SUPPLIED RECORDS: Begin

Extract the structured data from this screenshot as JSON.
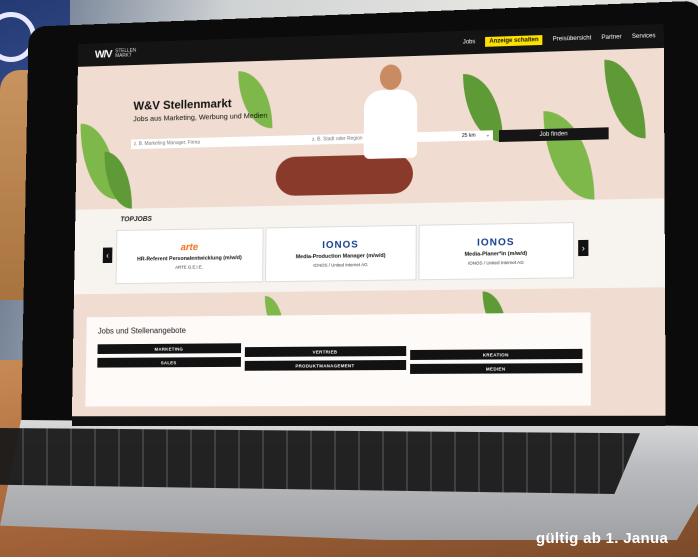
{
  "header": {
    "logo_mark": "W/V",
    "logo_text_line1": "STELLEN",
    "logo_text_line2": "MARKT",
    "nav": [
      "Jobs",
      "Anzeige schalten",
      "Preisübersicht",
      "Partner",
      "Services"
    ]
  },
  "hero": {
    "title": "W&V Stellenmarkt",
    "subtitle": "Jobs aus Marketing, Werbung und Medien",
    "what_placeholder": "z. B. Marketing Manager, Firma",
    "where_placeholder": "z. B. Stadt oder Region",
    "radius": "25 km",
    "search_button": "Job finden"
  },
  "topjobs": {
    "label": "TOPJOBS",
    "cards": [
      {
        "brand": "arte",
        "job": "HR-Referent Personalentwicklung (m/w/d)",
        "company": "ARTE G.E.I.E."
      },
      {
        "brand": "IONOS",
        "job": "Media-Production Manager (m/w/d)",
        "company": "IONOS / United Internet AG"
      },
      {
        "brand": "IONOS",
        "job": "Media-Planer*in (m/w/d)",
        "company": "IONOS / United Internet AG"
      }
    ],
    "prev": "‹",
    "next": "›"
  },
  "jobs": {
    "title": "Jobs und Stellenangebote",
    "categories": [
      "MARKETING",
      "VERTRIEB",
      "KREATION",
      "SALES",
      "PRODUKTMANAGEMENT",
      "MEDIEN"
    ]
  },
  "caption": "gültig ab 1. Janua"
}
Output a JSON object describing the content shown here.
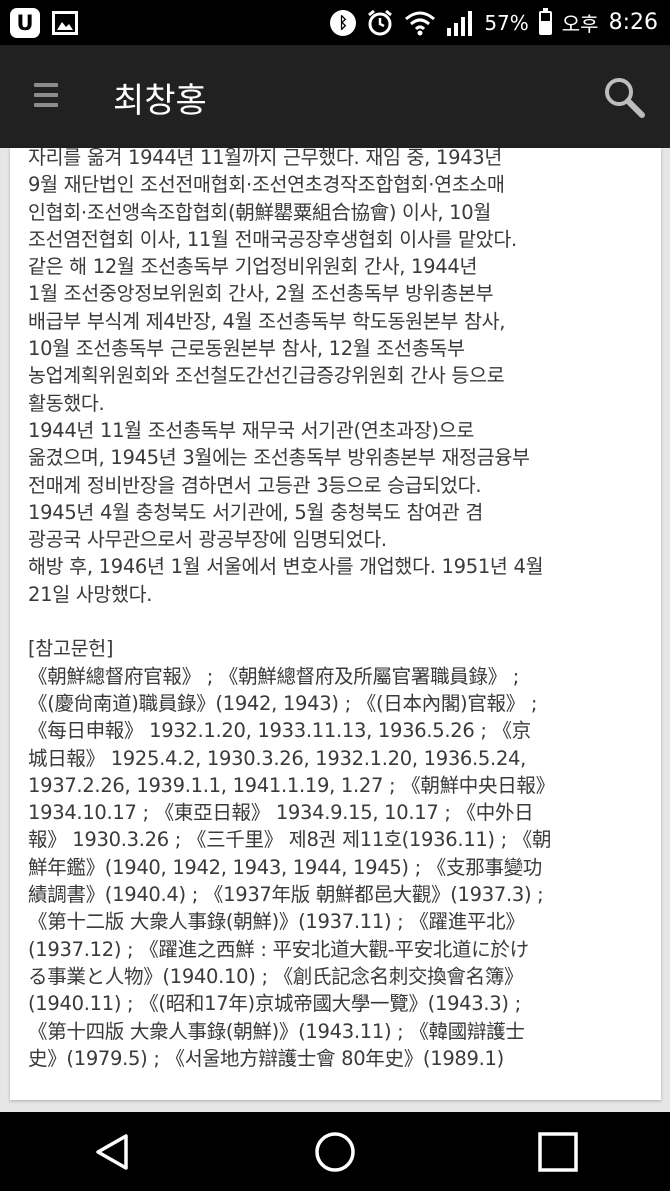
{
  "status_bar": {
    "battery_percent": "57%",
    "ampm": "오후",
    "time": "8:26",
    "battery_level": 0.57
  },
  "app_bar": {
    "title": "최창홍"
  },
  "article": {
    "lines": [
      "자리를 옮겨 1944년 11월까지 근무했다. 재임 중, 1943년",
      "9월 재단법인 조선전매협회·조선연초경작조합협회·연초소매",
      "인협회·조선앵속조합협회(朝鮮罌粟組合協會) 이사, 10월",
      "조선염전협회 이사, 11월 전매국공장후생협회 이사를 맡았다.",
      "같은 해 12월 조선총독부 기업정비위원회 간사, 1944년",
      "1월 조선중앙정보위원회 간사, 2월 조선총독부 방위총본부",
      "배급부 부식계 제4반장, 4월 조선총독부 학도동원본부 참사,",
      "10월 조선총독부 근로동원본부 참사, 12월 조선총독부",
      "농업계획위원회와 조선철도간선긴급증강위원회 간사 등으로",
      "활동했다.",
      "1944년 11월 조선총독부 재무국 서기관(연초과장)으로",
      "옮겼으며, 1945년 3월에는 조선총독부 방위총본부 재정금융부",
      "전매계 정비반장을 겸하면서 고등관 3등으로 승급되었다.",
      "1945년 4월 충청북도 서기관에, 5월 충청북도 참여관 겸",
      "광공국 사무관으로서 광공부장에 임명되었다.",
      "해방 후, 1946년 1월 서울에서 변호사를 개업했다. 1951년 4월",
      "21일 사망했다."
    ],
    "references_heading": "[참고문헌]",
    "references_lines": [
      "《朝鮮總督府官報》 ; 《朝鮮總督府及所屬官署職員錄》 ;",
      "《(慶尙南道)職員錄》(1942, 1943) ; 《(日本內閣)官報》 ;",
      "《每日申報》 1932.1.20, 1933.11.13, 1936.5.26 ; 《京",
      "城日報》 1925.4.2, 1930.3.26, 1932.1.20, 1936.5.24,",
      "1937.2.26, 1939.1.1, 1941.1.19, 1.27 ; 《朝鮮中央日報》",
      "1934.10.17 ; 《東亞日報》 1934.9.15, 10.17 ; 《中外日",
      "報》 1930.3.26 ; 《三千里》 제8권 제11호(1936.11) ; 《朝",
      "鮮年鑑》(1940, 1942, 1943, 1944, 1945) ; 《支那事變功",
      "績調書》(1940.4) ; 《1937年版 朝鮮都邑大觀》(1937.3) ;",
      "《第十二版 大衆人事錄(朝鮮)》(1937.11) ; 《躍進平北》",
      "(1937.12) ; 《躍進之西鮮 : 平安北道大觀-平安北道に於け",
      "る事業と人物》(1940.10) ; 《創氏記念名刺交換會名簿》",
      "(1940.11) ; 《(昭和17年)京城帝國大學一覽》(1943.3) ;",
      "《第十四版 大衆人事錄(朝鮮)》(1943.11) ; 《韓國辯護士",
      "史》(1979.5) ; 《서울地方辯護士會 80年史》(1989.1)"
    ]
  },
  "icons": {
    "status_left": [
      "u-plus-icon",
      "image-icon"
    ],
    "status_right": [
      "bluetooth-icon",
      "alarm-icon",
      "wifi-icon",
      "signal-icon",
      "battery-icon"
    ],
    "app_bar": [
      "menu-icon",
      "search-icon"
    ],
    "nav": [
      "back-icon",
      "home-icon",
      "recents-icon"
    ]
  },
  "colors": {
    "app_bar": "#212121",
    "status_bar": "#000000",
    "page_background": "#e6e6e6",
    "card": "#ffffff",
    "text": "#3a3a3a"
  }
}
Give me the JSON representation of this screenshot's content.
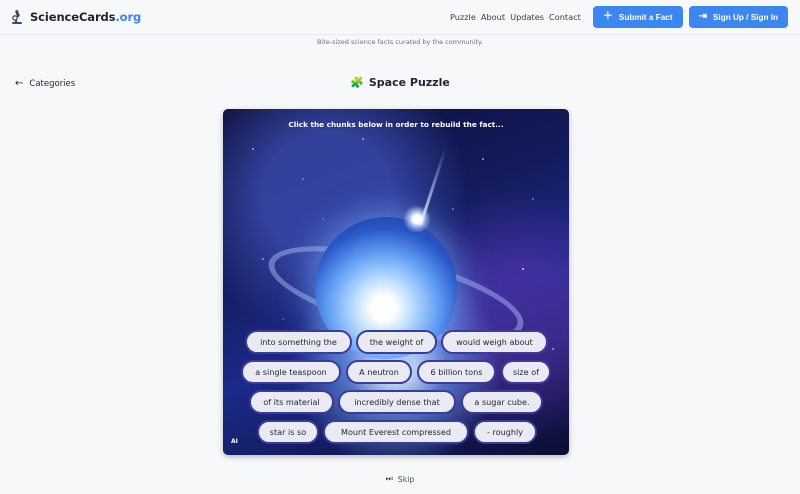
{
  "header": {
    "brand_name": "ScienceCards",
    "brand_tld": ".org",
    "brand_icon": "microscope-icon",
    "nav": [
      "Puzzle",
      "About",
      "Updates",
      "Contact"
    ],
    "submit_label": "Submit a Fact",
    "signin_label": "Sign Up / Sign In",
    "accent_color": "#3b87ef"
  },
  "tagline": "Bite-sized science facts curated by the community.",
  "back_label": "Categories",
  "page_title": "Space Puzzle",
  "card": {
    "instruction": "Click the chunks below in order to rebuild the fact...",
    "ai_label": "AI"
  },
  "chunks": [
    "into something the",
    "the weight of",
    "would weigh about",
    "a single teaspoon",
    "A neutron",
    "6 billion tons",
    "size of",
    "of its material",
    "incredibly dense that",
    "a sugar cube.",
    "star is so",
    "Mount Everest compressed",
    "- roughly"
  ],
  "skip_label": "Skip"
}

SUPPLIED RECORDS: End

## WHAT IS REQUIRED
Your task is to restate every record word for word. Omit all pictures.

## RESULT BELOW
Extract the structured data from this screenshot as JSON.
{
  "header": {
    "logo_mark": "W/V",
    "logo_text_line1": "STELLEN",
    "logo_text_line2": "MARKT",
    "nav": [
      "Jobs",
      "Anzeige schalten",
      "Preisübersicht",
      "Partner",
      "Services"
    ]
  },
  "hero": {
    "title": "W&V Stellenmarkt",
    "subtitle": "Jobs aus Marketing, Werbung und Medien",
    "what_placeholder": "z. B. Marketing Manager, Firma",
    "where_placeholder": "z. B. Stadt oder Region",
    "radius": "25 km",
    "search_button": "Job finden"
  },
  "topjobs": {
    "label": "TOPJOBS",
    "cards": [
      {
        "brand": "arte",
        "job": "HR-Referent Personalentwicklung (m/w/d)",
        "company": "ARTE G.E.I.E."
      },
      {
        "brand": "IONOS",
        "job": "Media-Production Manager (m/w/d)",
        "company": "IONOS / United Internet AG"
      },
      {
        "brand": "IONOS",
        "job": "Media-Planer*in (m/w/d)",
        "company": "IONOS / United Internet AG"
      }
    ],
    "prev": "‹",
    "next": "›"
  },
  "jobs": {
    "title": "Jobs und Stellenangebote",
    "categories": [
      "MARKETING",
      "VERTRIEB",
      "KREATION",
      "SALES",
      "PRODUKTMANAGEMENT",
      "MEDIEN"
    ]
  },
  "caption": "gültig ab 1. Janua"
}
Output a JSON object describing the content shown here.
{
  "status_bar": {
    "battery_percent": "57%",
    "ampm": "오후",
    "time": "8:26",
    "battery_level": 0.57
  },
  "app_bar": {
    "title": "최창홍"
  },
  "article": {
    "lines": [
      "자리를 옮겨 1944년 11월까지 근무했다. 재임 중, 1943년",
      "9월 재단법인 조선전매협회·조선연초경작조합협회·연초소매",
      "인협회·조선앵속조합협회(朝鮮罌粟組合協會) 이사, 10월",
      "조선염전협회 이사, 11월 전매국공장후생협회 이사를 맡았다.",
      "같은 해 12월 조선총독부 기업정비위원회 간사, 1944년",
      "1월 조선중앙정보위원회 간사, 2월 조선총독부 방위총본부",
      "배급부 부식계 제4반장, 4월 조선총독부 학도동원본부 참사,",
      "10월 조선총독부 근로동원본부 참사, 12월 조선총독부",
      "농업계획위원회와 조선철도간선긴급증강위원회 간사 등으로",
      "활동했다.",
      "1944년 11월 조선총독부 재무국 서기관(연초과장)으로",
      "옮겼으며, 1945년 3월에는 조선총독부 방위총본부 재정금융부",
      "전매계 정비반장을 겸하면서 고등관 3등으로 승급되었다.",
      "1945년 4월 충청북도 서기관에, 5월 충청북도 참여관 겸",
      "광공국 사무관으로서 광공부장에 임명되었다.",
      "해방 후, 1946년 1월 서울에서 변호사를 개업했다. 1951년 4월",
      "21일 사망했다."
    ],
    "references_heading": "[참고문헌]",
    "references_lines": [
      "《朝鮮總督府官報》 ; 《朝鮮總督府及所屬官署職員錄》 ;",
      "《(慶尙南道)職員錄》(1942, 1943) ; 《(日本內閣)官報》 ;",
      "《每日申報》 1932.1.20, 1933.11.13, 1936.5.26 ; 《京",
      "城日報》 1925.4.2, 1930.3.26, 1932.1.20, 1936.5.24,",
      "1937.2.26, 1939.1.1, 1941.1.19, 1.27 ; 《朝鮮中央日報》",
      "1934.10.17 ; 《東亞日報》 1934.9.15, 10.17 ; 《中外日",
      "報》 1930.3.26 ; 《三千里》 제8권 제11호(1936.11) ; 《朝",
      "鮮年鑑》(1940, 1942, 1943, 1944, 1945) ; 《支那事變功",
      "績調書》(1940.4) ; 《1937年版 朝鮮都邑大觀》(1937.3) ;",
      "《第十二版 大衆人事錄(朝鮮)》(1937.11) ; 《躍進平北》",
      "(1937.12) ; 《躍進之西鮮 : 平安北道大觀-平安北道に於け",
      "る事業と人物》(1940.10) ; 《創氏記念名刺交換會名簿》",
      "(1940.11) ; 《(昭和17年)京城帝國大學一覽》(1943.3) ;",
      "《第十四版 大衆人事錄(朝鮮)》(1943.11) ; 《韓國辯護士",
      "史》(1979.5) ; 《서울地方辯護士會 80年史》(1989.1)"
    ]
  },
  "icons": {
    "status_left": [
      "u-plus-icon",
      "image-icon"
    ],
    "status_right": [
      "bluetooth-icon",
      "alarm-icon",
      "wifi-icon",
      "signal-icon",
      "battery-icon"
    ],
    "app_bar": [
      "menu-icon",
      "search-icon"
    ],
    "nav": [
      "back-icon",
      "home-icon",
      "recents-icon"
    ]
  },
  "colors": {
    "app_bar": "#212121",
    "status_bar": "#000000",
    "page_background": "#e6e6e6",
    "card": "#ffffff",
    "text": "#3a3a3a"
  }
}
Give me the JSON representation of this screenshot's content.
{
  "header": {
    "brand_name": "ScienceCards",
    "brand_tld": ".org",
    "brand_icon": "microscope-icon",
    "nav": [
      "Puzzle",
      "About",
      "Updates",
      "Contact"
    ],
    "submit_label": "Submit a Fact",
    "signin_label": "Sign Up / Sign In",
    "accent_color": "#3b87ef"
  },
  "tagline": "Bite-sized science facts curated by the community.",
  "back_label": "Categories",
  "page_title": "Space Puzzle",
  "card": {
    "instruction": "Click the chunks below in order to rebuild the fact...",
    "ai_label": "AI"
  },
  "chunks": [
    "into something the",
    "the weight of",
    "would weigh about",
    "a single teaspoon",
    "A neutron",
    "6 billion tons",
    "size of",
    "of its material",
    "incredibly dense that",
    "a sugar cube.",
    "star is so",
    "Mount Everest compressed",
    "- roughly"
  ],
  "skip_label": "Skip"
}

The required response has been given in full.